I rarely think about a film’s sound design.
With all due respect to the creatives behind it, I usually focus on plot, character, acting, set design, even costuming, before I think about sound. Sound is the group of categories during the Academy Awards I take a bathroom break during. There are only two films that I can recall being impressed by their use of sound: Dunkirk and A Quiet Place. In a way, sound is something I take for granted.
Coming away from Sound of Metal, it was that oft-overlooked titular element that made the most impact on me. It seems like an obvious observation: of course a film about a drummer with sudden hearing loss is going to deal in sound. And yet, it’s difficult not to be astonished by what director Darius Marder accomplishes with audial choices that, at their best, feel downright audacious. It’s downright impossible not to be blown away by the film’s other key takeaway: Riz Ahmed’s performance.
Ahmed plays Ruben Stone, the aforementioned drummer in a metal band he’s formed with his girlfriend Lou (Olivia Cooke). Their nomadic life is upended when Ruben suddenly loses his ability to hear. He consults a specialist who tells him he’s lost up to 80 percent of his hearing. Cochlear implants can offer some relief, but they are very expensive and are not covered by insurance. Worried that Ruben’s sobriety – he has a history of heroin abuse – is at stake, Lou leaves him to a sober deaf community, where he attempts to reconcile his old life with this new, unexpected one.
Ruben’s transition isn’t easy, and Marder goes to great, disarming lengths to communicate the challenges. The moment where Ruben loses his hearing is shockingly abrupt: the backstage bustle and banter is replaced with a tinny, high-pitched ring that sits above the muffled sounds that were crystal-clear a moment ago. The discomfiting absence of full sound floods the next stretch of scenes: as Ruben tries to drum even though he can’t hear himself or Lou; as he tests his own voice the next morning and hears almost nothing; as he stands shell-shocked in the shower, unable to hear the water running; when he seeks the help of a pharmacist but can only make out a low mumble.
Eventually, full sound returns so that Ruben’s hearing specialist can lay the stakes out for him and us, but the impression that initial absence leaves is profound. The muted humming recurs throughout the film, cut between moments of both intimate stillness and boisterous rage. The impact varies scene to scene, and I sometimes wondered whether the film might’ve worked if full sound never returned. Perhaps not, but Marder’s efforts to recreate Ruben’s deafness is laudable.
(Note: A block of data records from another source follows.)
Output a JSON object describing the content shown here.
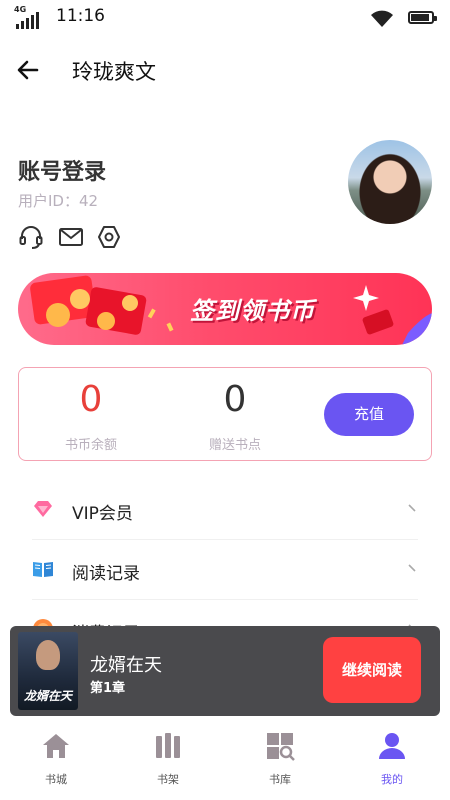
{
  "status_bar": {
    "network": "4G",
    "time": "11:16"
  },
  "nav": {
    "title": "玲珑爽文"
  },
  "profile": {
    "login_title": "账号登录",
    "user_id": "用户ID：42"
  },
  "banner": {
    "text": "签到领书币"
  },
  "wallet": {
    "balance_value": "0",
    "balance_label": "书币余额",
    "bonus_value": "0",
    "bonus_label": "赠送书点",
    "recharge_label": "充值"
  },
  "menu": [
    {
      "label": "VIP会员",
      "icon": "diamond-icon"
    },
    {
      "label": "阅读记录",
      "icon": "book-icon"
    },
    {
      "label": "消费记录",
      "icon": "coin-icon"
    }
  ],
  "player": {
    "book_title": "龙婿在天",
    "chapter": "第1章",
    "cover_text": "龙婿在天",
    "continue_label": "继续阅读"
  },
  "tabs": [
    {
      "label": "书城",
      "icon": "home-icon"
    },
    {
      "label": "书架",
      "icon": "bookshelf-icon"
    },
    {
      "label": "书库",
      "icon": "library-icon"
    },
    {
      "label": "我的",
      "icon": "user-icon",
      "active": true
    }
  ],
  "colors": {
    "accent": "#6a55f2",
    "banner": "#ff4d6d",
    "continue": "#ff4141",
    "balance": "#e8403a"
  }
}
We not only understand and empathize with the gravity of Ruben’s loss, but also how he could adjust to and accept his new life.
Empathy is a word that permeates Sound of Metal, as does dignity. Ruben’s story could’ve easily been a maudlin and exploitative tale that robs those with hearing loss of agency and nuance, a common issue in depicting alternative and marginalized communities. The Deaf community that Ruben inhabits isn’t explored as a curiosity, but with grace and appreciation of its approach to living. Marder chooses not to derive drama from Ruben’s integration; the tension comes from the character’s interior battle, which allows his moments of connection and acceptance – sketching a fellow member’s tattoo, teaching kids how to drum – to resonate without being clichéd. It also makes his regression devastating. Ironically, some of the painstakingly-built momentum is lost when Lou is reintroduced, with scenes that, while well-acted, lack the laser focus of what came before.
Speaking of acting, we must discuss Riz Ahmed. Simply put, he gives one of the year’s best performances in an incredibly difficult role. Large swaths of Sound of Metal have no dialogue, either to demonstrate the community’s use of American Sign Language or to convey Ruben’s transition to a life in silence. It requires an actor to recalibrate how they communicate their character, trading the verbal for more kinetic, visual choices.
Ahmed far exceeds the challenge that Marder lays at his feet. Even in silence, he is an exposed live wire on screen, sparking with every charged shift of his eyes or twitch in his face. He communicates Ruben’s traits and history – specifically his addictive personality and past drug abuse – in affecting ways that make up for what’s missing on the page. Frustration, denial, rage, devastation, heartbreak, serenity: the full spectrum of Ruben’s interiority is palpable, and Ahmed’s command over every emotion is spellbinding. A film like Sound of Metal lives and dies by its central performance, and Ahmed is a tour de force deserving of a Best Actor Oscar nomination, if not the win.
Sound of Metal certainly isn’t the first film to explore deafness, but it feels like an a significant advancement in how its depicted on screen. The film never pities its subjects, or casts them as victims. It challenges its lead character, and the audience, to radically accept what seems inconceivable, and find the moments of stillness and peace where possible. That message resonates with our current moment, and delivered by the potent combination of Darius Marder and Riz Ahmed, leaves a lasting impact, regardless of circumstance.